### Instructions for the task
Scan the data below and work out how many of its lines contain the word "message". Give only that number.

Interface dataset entries:
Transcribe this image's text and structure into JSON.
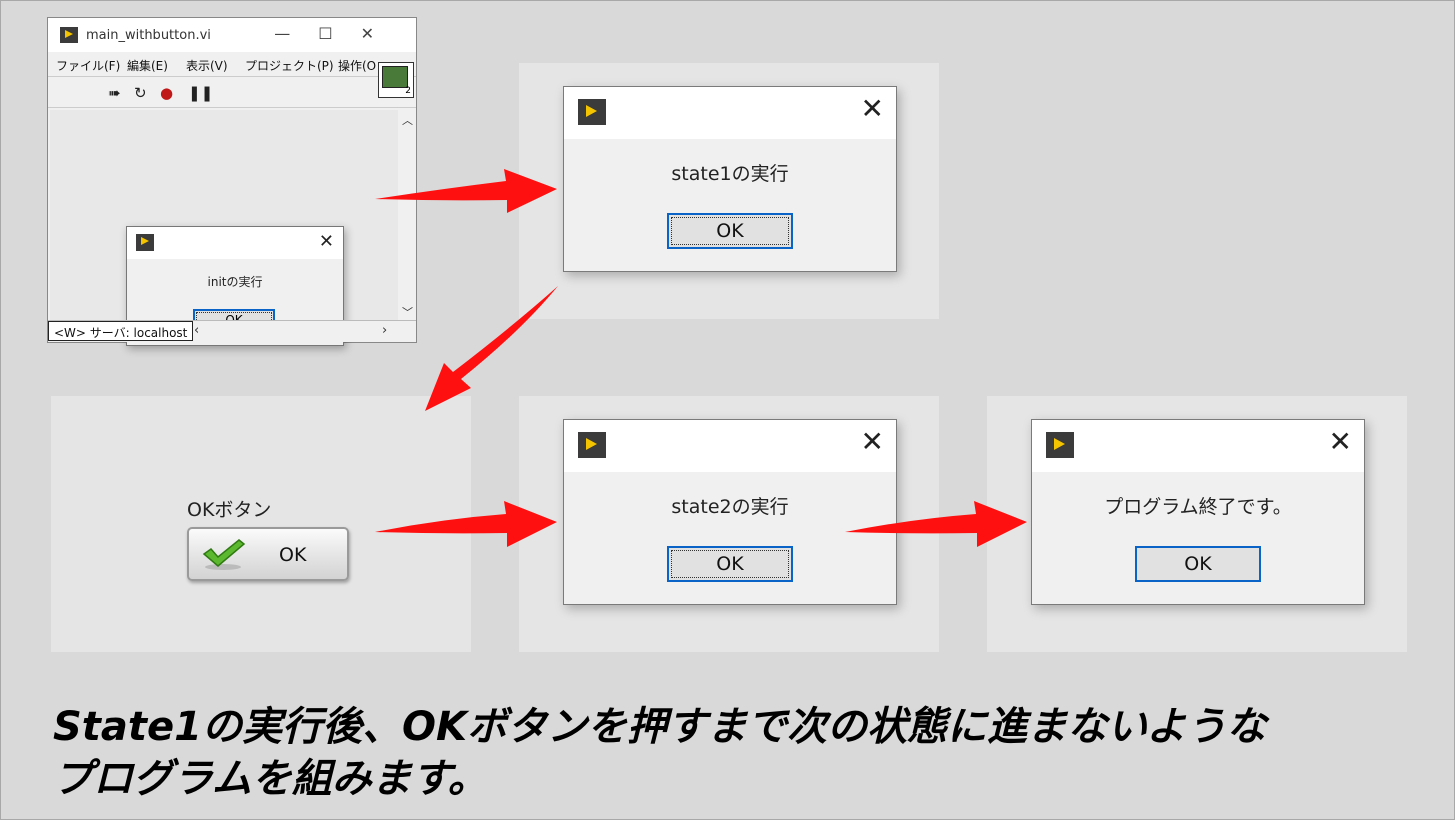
{
  "main_window": {
    "title": "main_withbutton.vi",
    "controls": {
      "minimize": "—",
      "maximize": "☐",
      "close": "✕"
    },
    "menu": [
      "ファイル(F)",
      "編集(E)",
      "表示(V)",
      "プロジェクト(P)",
      "操作(O"
    ],
    "vi_icon_number": "2",
    "server": "<W> サーバ: localhost",
    "init_dialog": {
      "message": "initの実行",
      "ok": "OK"
    }
  },
  "dialogs": {
    "state1": {
      "message": "state1の実行",
      "ok": "OK"
    },
    "state2": {
      "message": "state2の実行",
      "ok": "OK"
    },
    "end": {
      "message": "プログラム終了です。",
      "ok": "OK"
    }
  },
  "ok_button_control": {
    "label": "OKボタン",
    "button_text": "OK"
  },
  "caption": {
    "line1": "State1の実行後、OKボタンを押すまで次の状態に進まないような",
    "line2": "プログラムを組みます。"
  },
  "colors": {
    "arrow": "#ff1010",
    "accent": "#0a64c8",
    "logo_yellow": "#f5c400"
  }
}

### Answer box
4